Work to be completed: All records are to be retyped faithfully and completely.

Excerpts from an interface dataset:
»»

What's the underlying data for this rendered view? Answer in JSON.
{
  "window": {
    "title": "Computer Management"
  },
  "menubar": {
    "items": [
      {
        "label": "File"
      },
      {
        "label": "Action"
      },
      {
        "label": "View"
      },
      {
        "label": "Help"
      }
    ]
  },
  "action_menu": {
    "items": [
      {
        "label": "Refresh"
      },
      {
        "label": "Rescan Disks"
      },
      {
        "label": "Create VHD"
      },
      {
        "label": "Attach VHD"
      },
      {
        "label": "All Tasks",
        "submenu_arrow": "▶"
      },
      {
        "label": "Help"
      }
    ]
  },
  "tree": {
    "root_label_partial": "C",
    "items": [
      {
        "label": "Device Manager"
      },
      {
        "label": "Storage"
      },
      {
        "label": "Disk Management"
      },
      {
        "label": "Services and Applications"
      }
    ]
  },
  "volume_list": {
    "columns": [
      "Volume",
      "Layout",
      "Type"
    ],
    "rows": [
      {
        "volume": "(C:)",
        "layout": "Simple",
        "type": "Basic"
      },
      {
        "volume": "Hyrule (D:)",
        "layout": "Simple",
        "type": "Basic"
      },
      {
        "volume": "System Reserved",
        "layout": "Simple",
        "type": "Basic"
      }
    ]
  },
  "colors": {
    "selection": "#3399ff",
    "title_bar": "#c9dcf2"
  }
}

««

Output:
What's the underlying data for this rendered view? Answer in JSON.
{
  "window": {
    "title": "Computer Management"
  },
  "menubar": {
    "items": [
      {
        "label": "File"
      },
      {
        "label": "Action"
      },
      {
        "label": "View"
      },
      {
        "label": "Help"
      }
    ]
  },
  "action_menu": {
    "items": [
      {
        "label": "Refresh"
      },
      {
        "label": "Rescan Disks"
      },
      {
        "label": "Create VHD"
      },
      {
        "label": "Attach VHD"
      },
      {
        "label": "All Tasks",
        "submenu_arrow": "▶"
      },
      {
        "label": "Help"
      }
    ]
  },
  "tree": {
    "root_label_partial": "C",
    "items": [
      {
        "label": "Device Manager"
      },
      {
        "label": "Storage"
      },
      {
        "label": "Disk Management"
      },
      {
        "label": "Services and Applications"
      }
    ]
  },
  "volume_list": {
    "columns": [
      "Volume",
      "Layout",
      "Type"
    ],
    "rows": [
      {
        "volume": "(C:)",
        "layout": "Simple",
        "type": "Basic"
      },
      {
        "volume": "Hyrule (D:)",
        "layout": "Simple",
        "type": "Basic"
      },
      {
        "volume": "System Reserved",
        "layout": "Simple",
        "type": "Basic"
      }
    ]
  },
  "colors": {
    "selection": "#3399ff",
    "title_bar": "#c9dcf2"
  }
}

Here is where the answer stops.